That is the LITERAL truth. So the LITERALLY TRUE answer, for me, if you ask me whether or not I'm racist, is "Almost never, but very occasionally I have a racist feeling."
While it's almost impossible for me to believe this isn't the case for nearly all "non racists," I've noticed almost no one says this (except for those people who have taken the stance that "we're all racist"). When you're asked if you're racist, you're supposed to go with the party-line answer. Your'e supposed to let the spokesperson talk. And, of course, the literal truth and the spokesperson truth are pretty close.

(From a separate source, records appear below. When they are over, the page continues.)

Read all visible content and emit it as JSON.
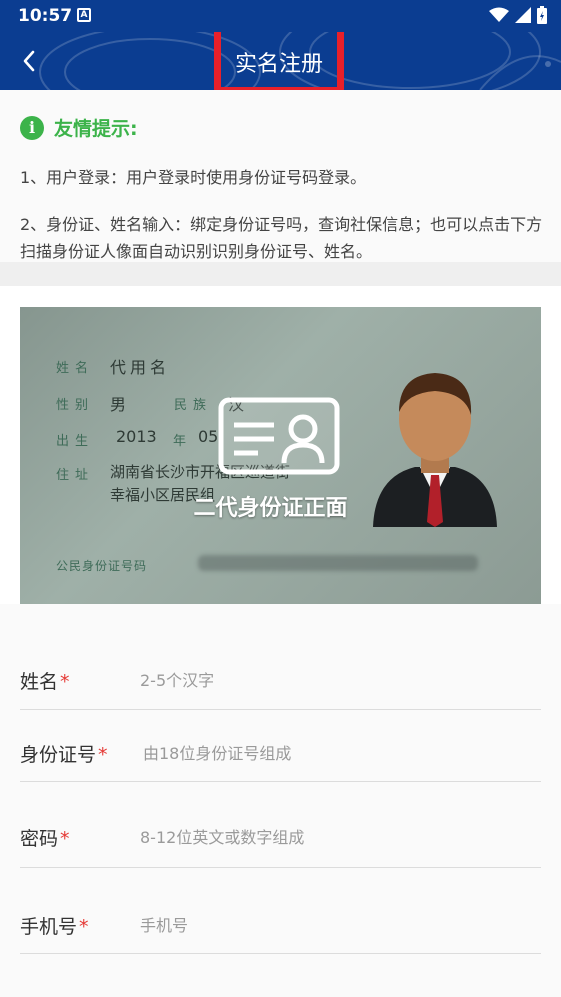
{
  "status_bar": {
    "time": "10:57",
    "a_badge": "A"
  },
  "nav": {
    "title": "实名注册"
  },
  "tips": {
    "title": "友情提示:",
    "info_icon_glyph": "i",
    "line1": "1、用户登录：用户登录时使用身份证号码登录。",
    "line2": "2、身份证、姓名输入：绑定身份证号吗，查询社保信息；也可以点击下方扫描身份证人像面自动识别识别身份证号、姓名。"
  },
  "id_card": {
    "name_label": "姓名",
    "name_value": "代用名",
    "gender_label": "性别",
    "gender_value": "男",
    "ethnic_label": "民族",
    "ethnic_value": "汉",
    "birth_label": "出生",
    "birth_year": "2013",
    "birth_year_unit": "年",
    "birth_month": "05",
    "address_label": "住址",
    "address_line1": "湖南省长沙市开福区巡道街",
    "address_line2": "幸福小区居民组",
    "id_number_label": "公民身份证号码",
    "overlay_text": "二代身份证正面"
  },
  "form": {
    "fields": [
      {
        "label": "姓名",
        "required": "*",
        "placeholder": "2-5个汉字"
      },
      {
        "label": "身份证号",
        "required": "*",
        "placeholder": "由18位身份证号组成"
      },
      {
        "label": "密码",
        "required": "*",
        "placeholder": "8-12位英文或数字组成"
      },
      {
        "label": "手机号",
        "required": "*",
        "placeholder": "手机号"
      }
    ]
  },
  "colors": {
    "header_blue": "#0b3d91",
    "highlight_red": "#e8202a",
    "tips_green": "#3cb34a",
    "required_red": "#e53935"
  }
}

But, generally, if I admit to the literal truth, people get upset. They say, "You ADMIT you're sometimes racist and you don't do anything about it? That's horrible!"
But I KNOW I'm not alone in my once-in-a-blue-moon racism." I'm just alone in dropping the spokesperson.
This is SO hard to describe. I feel like someone could read this and say, "So you're just saying people are hypocrites?" No, that's not what I'm saying. If someone has an internal spokesperson, and that's really a part of them, and that spokesperson has a strong opinion, then that opinion is true -- or it FEELS true... or it's true-ish.
Without a spokesperson, you (or at least I) wind up living in a much murkier world, in which things aren't cut-and-dry and opinions are apt to shift.
Here's one last example: most of us say things like, "'The Wizard of Oz' is my favorite movie." (If you don't happen to like that movie, imagine some other movie that you do like.)
That becomes the party line, and it IS true most of the time. But sometimes you don't feel like watching it. You're not in the mood to watch your "favorite movie." If someone forced you to watch it right then, you'd have a lousy time. Why? Because THAT MOVIE would be irritating you. A movie you "love" would be irritating you.
I'm not sure what the phrase "my favorite movie" actually means. I guess it's some sort of averaging. It's the movie that most often gives you pleasure. It's a statement that's 100% stance. "Favorite movie" doesn't feel like anything. "I'm enjoying this movie right now" means something, as does "I remember having enjoyed it lots of times in the past, and when I think about it, those thoughts tend to give me pleasure." As does "I'm not enjoying it right now."
The only feelings that exist are the ones you're having right now.
The literal truth is that sometimes you have a good time watching (or thinking about) the movie and sometimes you don't. Your experience skews way more towards "good time" than "bad time." But the bad-time experiences are certainly real. You're "bi" when it comes to "The Wizard of Oz," chocolate cake (which you hate when you have an upset stomach) and the rest of your "favorite things."
But "'The Wizard of Oz' is my favorite movie" FEELS like truth to me. It's the official party line. What's fascinating is that I can say it, with great conviction, without actually feeling anything (other than conviction). It may not be literally true in this moment (I'm not even watching the movie right now), but if you focus on this moment, you're quibbling.
Oops. I claimed not to have a spokesperson. I guess sometimes I do. Especially when I'm tired. He can take over when it's too much work to dredge up my actual feelings. Or when someone forces me to state my feelings about something I don't have any feelings about.
But though he's still around, my spokesperson seems semi-retired. He was so active in my youth. Now he just pokes his head in to say hi once in a while. And he often takes naps, during which time my true feelings (or lack of them) are obvious to me.
We sometimes simplify our internal states in order to be able to think about them and talk about them. Those simplifications can have the emotional force of truth.